Another function of ERL is to help its European counterparts adapt VW navigation systems to North America. Our destination format is different, when compared to Europe, and the search behaviour and culture is different. For instance, we tend to search for brand names like Starbucks or Sears or a specific restaurant chain. ERL worked on the new generation navigation systems (coming in 2011 model year vehicles), which have an additional SD card slot. This system allows you to transfer a planned trip or multiple destinations that you have pre-selected on you home computer, via a website that formats the information to match the system in the car.
Another tool of this system is called “picture navigation”, which allows you to upload pictures you’ve taken at a location. Later if you want to go back to that location you just click on the picture and the navigation system will direct you there.
The ERL is also working on advanced navigation systems with Google. Using Google Earth and a 3G connection to the Internet, high resolution imagery can be downloaded that gives a driver a much clearer picture of where he/she is and the surrounding area. The driver will also be able to access Google’s online database, which can give rich point of interest information.
Volkswagen is also a sponsor of the non-profit Stanford Solar Car Project (SSCP), which is a team comprising mainly undergraduate engineering students. It also allows SSCP team members access to the expertise of Electronics Research Laboratory.
Environmentally sustainable mobility is a goal of this project and the team first raced their solar car ‘Apogee’ (photo) in this year’s American Solar Challenge (finished fourth). It’s currently building a new vehicle from the ground up to compete in the 2011 World Solar Challenge – a 3,000-km race from Darwin to Adelaide though the Australian outback.

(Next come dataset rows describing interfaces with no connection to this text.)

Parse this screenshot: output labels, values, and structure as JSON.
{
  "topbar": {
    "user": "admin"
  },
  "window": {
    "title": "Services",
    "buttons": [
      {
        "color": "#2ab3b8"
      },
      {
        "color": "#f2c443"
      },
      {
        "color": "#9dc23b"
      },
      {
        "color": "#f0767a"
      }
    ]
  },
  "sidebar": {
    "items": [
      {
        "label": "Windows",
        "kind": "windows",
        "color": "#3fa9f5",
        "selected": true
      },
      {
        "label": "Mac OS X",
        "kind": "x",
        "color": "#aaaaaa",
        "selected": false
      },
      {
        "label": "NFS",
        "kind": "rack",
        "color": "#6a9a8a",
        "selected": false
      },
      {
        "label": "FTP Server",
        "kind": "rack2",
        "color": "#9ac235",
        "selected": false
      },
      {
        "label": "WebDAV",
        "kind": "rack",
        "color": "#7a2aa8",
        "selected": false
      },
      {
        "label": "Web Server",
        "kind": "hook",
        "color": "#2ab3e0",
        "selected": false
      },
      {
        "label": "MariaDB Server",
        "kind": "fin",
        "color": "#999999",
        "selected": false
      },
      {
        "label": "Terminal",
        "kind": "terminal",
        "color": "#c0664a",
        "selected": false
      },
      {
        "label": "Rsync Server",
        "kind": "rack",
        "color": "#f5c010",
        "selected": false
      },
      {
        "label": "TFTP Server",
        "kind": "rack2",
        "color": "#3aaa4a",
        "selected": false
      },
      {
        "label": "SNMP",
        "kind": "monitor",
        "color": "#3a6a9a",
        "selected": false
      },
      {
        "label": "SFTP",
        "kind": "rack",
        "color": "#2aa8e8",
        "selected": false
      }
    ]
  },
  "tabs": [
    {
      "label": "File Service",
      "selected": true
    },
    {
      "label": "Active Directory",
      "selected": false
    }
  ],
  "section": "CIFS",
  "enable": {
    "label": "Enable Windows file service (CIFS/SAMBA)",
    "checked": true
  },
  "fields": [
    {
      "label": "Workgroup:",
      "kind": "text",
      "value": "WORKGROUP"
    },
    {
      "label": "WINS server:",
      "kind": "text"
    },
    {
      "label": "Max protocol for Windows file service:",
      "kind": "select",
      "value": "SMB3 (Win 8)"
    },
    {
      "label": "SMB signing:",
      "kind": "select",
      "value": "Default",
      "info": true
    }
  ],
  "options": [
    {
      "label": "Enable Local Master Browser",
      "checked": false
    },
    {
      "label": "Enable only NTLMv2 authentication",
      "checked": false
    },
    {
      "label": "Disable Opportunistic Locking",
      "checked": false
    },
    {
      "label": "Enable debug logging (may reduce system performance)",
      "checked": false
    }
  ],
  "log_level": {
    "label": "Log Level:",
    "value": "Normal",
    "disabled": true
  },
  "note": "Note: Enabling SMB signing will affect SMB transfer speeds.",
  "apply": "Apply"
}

The Apogee uses a honeycomb carbon fibre chassis and weighs about 200 kg – the new car is expected to weigh about 160 kg and will have solar cells that are more efficient. This will allow a top speed of over 100 km/hour. The sweltering heat in a cabin with minimal outside air ventilation will be a challenge for its drivers, who are also members of SSCP.
In another corner of ERL is a driving simulator, which is used to test both drivers and their interaction with assistance systems. Drowsy driving and distracted driving are two of the issues tackled in this area. There are obvious safety advantages to testing driver fatigue and different types of alert methods on a simulator, instead of real roads.
Although not well liked by participants, a sudden tightening of the seat belt was apparently a very effective way of getting a drowsy driver’s attention. The tricky part is perfecting technology that can accurately recognize when a driver is drowsy. Changes in steering conduct and what’s called “blink behaviour’ are two of the more effective recognition methods used to date.
One of the more radical projects that ERL is working on is the “full dash touch-screen”. The entire dashboard is one enormous touch screen display that can change colour, icons and functions with actions similar to a touch-screen mobile phone. At some point, it may become less expensive to produce a dash similar to this than the current sort.
The ERL also is also involved in electric vehicle (EV) battery pack development, called the eTron and eGolf projects. Small cylindrical cells (over 8,000 of them) are used inside the EV battery pack. This allows it to be shaped in various different configurations, upgrades are easier when new cell development comes along and the failure of a single cell has little impact on overall performance, which makes it more reliable.
By the way, research and testing is done by ERL not just for VW, but also for Audi, Bentley, Bugatti and Lamborghini, other vehicle lines within the VW group.